February 5, there was no school to celebrate Constitution Day, and a lot of the children were still at their relative’s homes, but on Tuesday all of the kids came back and there was school again! … Or so I thought, it turned out that the second and third graders didn’t have classes because there was a problem with a wall. I’m starting to become a little suspicious of the public school, as there seem to be quite a few days where there is no school for no apparent reason. Tuesday morning a hairdresser came to cut the boys hair, which was exciting and a little scary for the boys– a lot of them closed their eyes and were a little scared, but once they saw their new haircuts, they were overjoyed and kept asking ¿eres guapo? and looking in the mirror. Later that day two prospective donors, Nancy and Anna, from San Diego came to visit the orphanage and took lots of pictures. We flip-flopped English and Spanish as Anna could speak a bit of Spanish, but Nancy spoke hardly any. I often wonder how Maria meets all these people and donors but its lovely to know that her work resonates with other people.
Tuesday ended up being a really busy day. That night, a family of nine from Guerrero arrived after a four-day bus ride. Guerrero is an extremely violent state due to narcotics trafficking. Acapulco, the previously glamours resort town, is now the murder capital of Mexico. The teenage daughters of the family had gotten mixed up in the trade through their boyfriends, one of whom had been shot and the family fled north, to an uncle who works for Maria’s son Abram. They are going to stay in the house that Abram recently bought for a month until they can find work. Their story is really heartbreaking, and I got the sense that Maria was holding back as she explained. The demand for illegal drugs in the United States has fueled a culture of terror and violence in Guerrero and in many parts of Mexico and is extremely saddening. There is a time for strength in the face of such harsh realities, but to me this was a time of grief; mourning for this family, for those affected by drug and cartel violence and for the lack of care, the purposeful ignorance of those who create the demand for these drugs in the United States. It is heartbreaking.
I will not leave you with any encouragement. I will not romanticize what is happening, what has happened and what continues to happen.

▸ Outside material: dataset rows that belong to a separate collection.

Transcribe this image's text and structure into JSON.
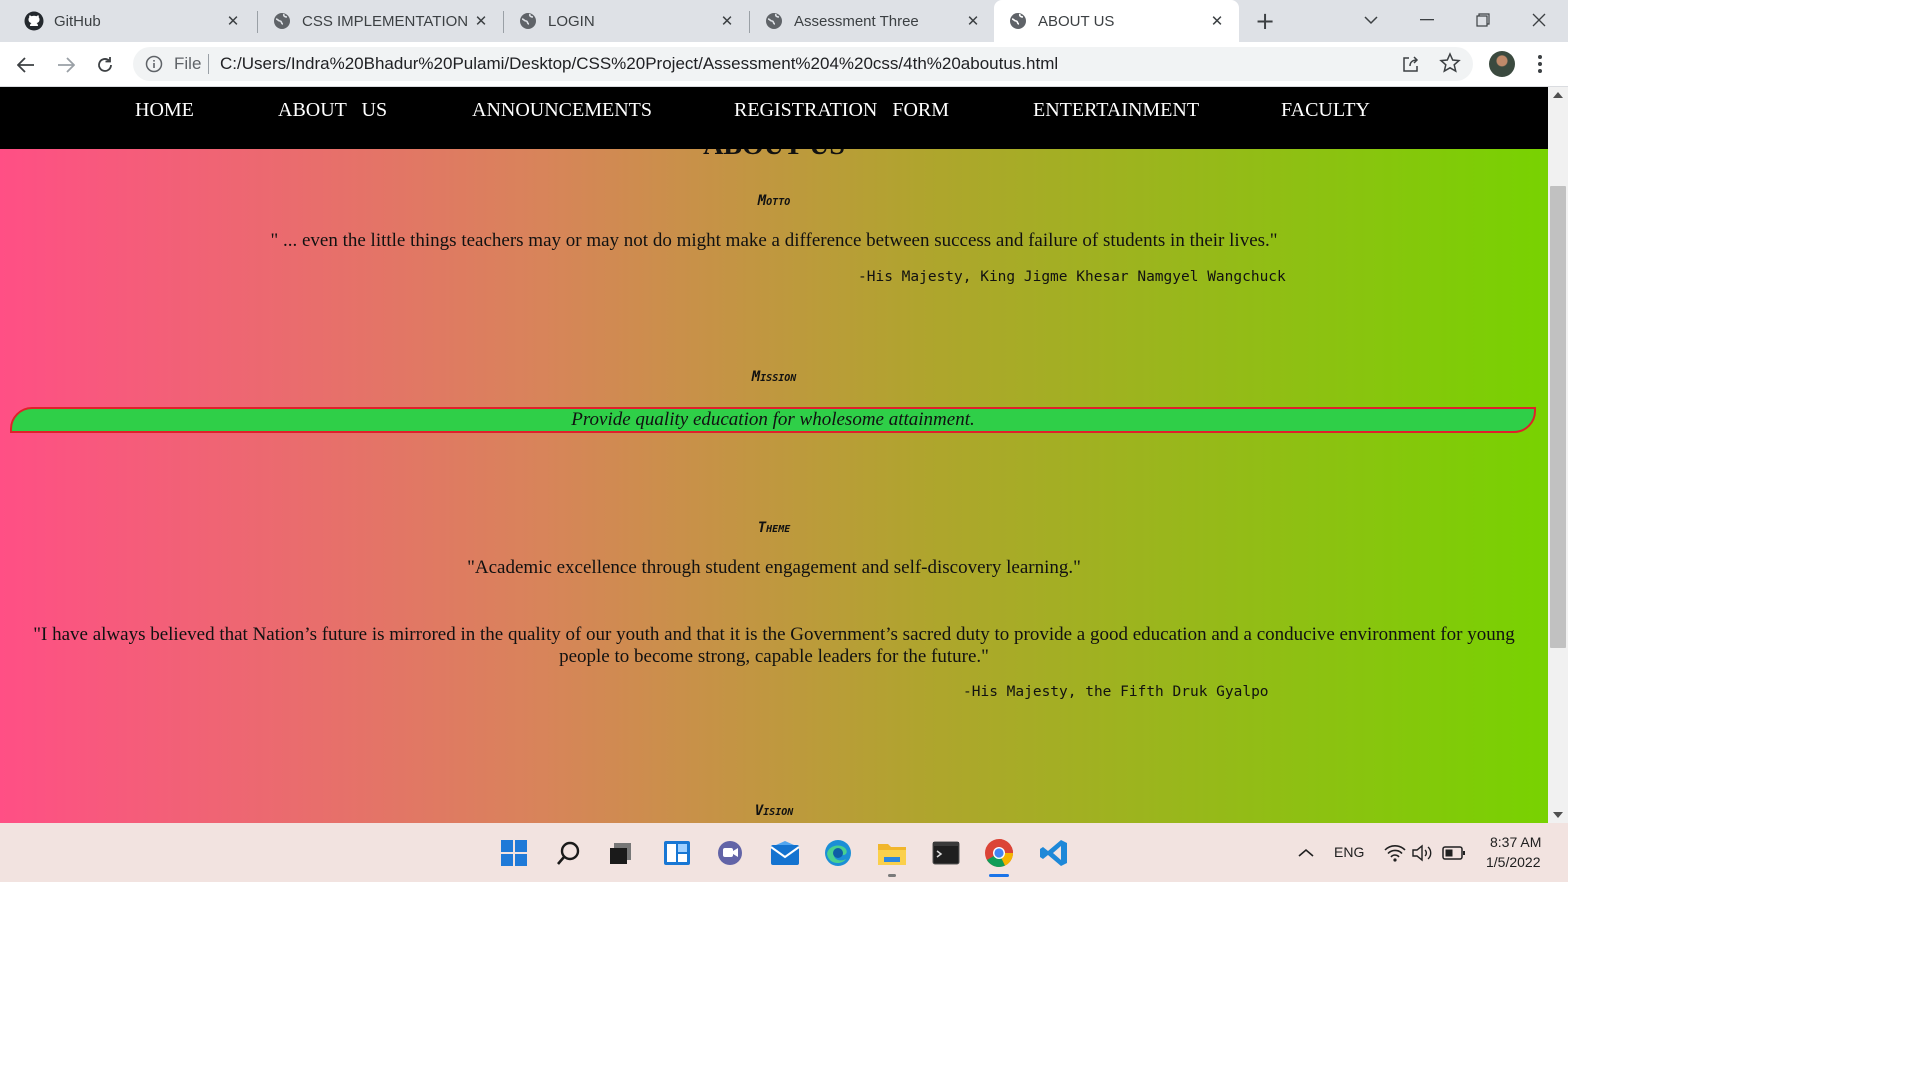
{
  "browser": {
    "tabs": [
      {
        "title": "GitHub",
        "icon": "github-icon",
        "active": false
      },
      {
        "title": "CSS IMPLEMENTATION",
        "icon": "globe-icon",
        "active": false
      },
      {
        "title": "LOGIN",
        "icon": "globe-icon",
        "active": false
      },
      {
        "title": "Assessment Three",
        "icon": "globe-icon",
        "active": false
      },
      {
        "title": "ABOUT US",
        "icon": "globe-icon",
        "active": true
      }
    ],
    "omnibox": {
      "scheme_label": "File",
      "url": "C:/Users/Indra%20Bhadur%20Pulami/Desktop/CSS%20Project/Assessment%204%20css/4th%20aboutus.html"
    }
  },
  "site_nav": {
    "items": [
      "HOME",
      "ABOUT   US",
      "ANNOUNCEMENTS",
      "REGISTRATION   FORM",
      "ENTERTAINMENT",
      "FACULTY"
    ]
  },
  "page": {
    "heading": "ABOUT US",
    "motto": {
      "heading": "Motto",
      "quote": "\" ... even the little things teachers may or may not do might make a difference between success and failure of students in their lives.\"",
      "attribution": "-His Majesty, King Jigme Khesar Namgyel Wangchuck"
    },
    "mission": {
      "heading": "Mission",
      "text": "Provide quality education for wholesome attainment."
    },
    "theme": {
      "heading": "Theme",
      "quote": "\"Academic excellence through student engagement and self-discovery learning.\"",
      "long_quote": "\"I have always believed that Nation’s future is mirrored in the quality of our youth and that it is the Government’s sacred duty to provide a good education and a conducive environment for young people to become strong, capable leaders for the future.\"",
      "attribution": "-His Majesty, the Fifth Druk Gyalpo"
    },
    "vision": {
      "heading": "Vision"
    }
  },
  "colors": {
    "gradient_left": "#ff4f85",
    "gradient_right": "#78d201",
    "mission_fill": "#2fcf48",
    "mission_border": "#e0212a",
    "nav_background": "#000000"
  },
  "taskbar": {
    "apps": [
      "start-icon",
      "search-icon",
      "task-view-icon",
      "widgets-icon",
      "chat-icon",
      "mail-icon",
      "edge-icon",
      "file-explorer-icon",
      "terminal-icon",
      "chrome-icon",
      "vscode-icon"
    ],
    "language": "ENG",
    "time": "8:37 AM",
    "date": "1/5/2022"
  }
}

“This is why I weep and my eyes overflow with tears. No one is near to comfort me, no one to restore my spirit. My children are destitute because the enemy has prevailed.” – Lamentations 1:16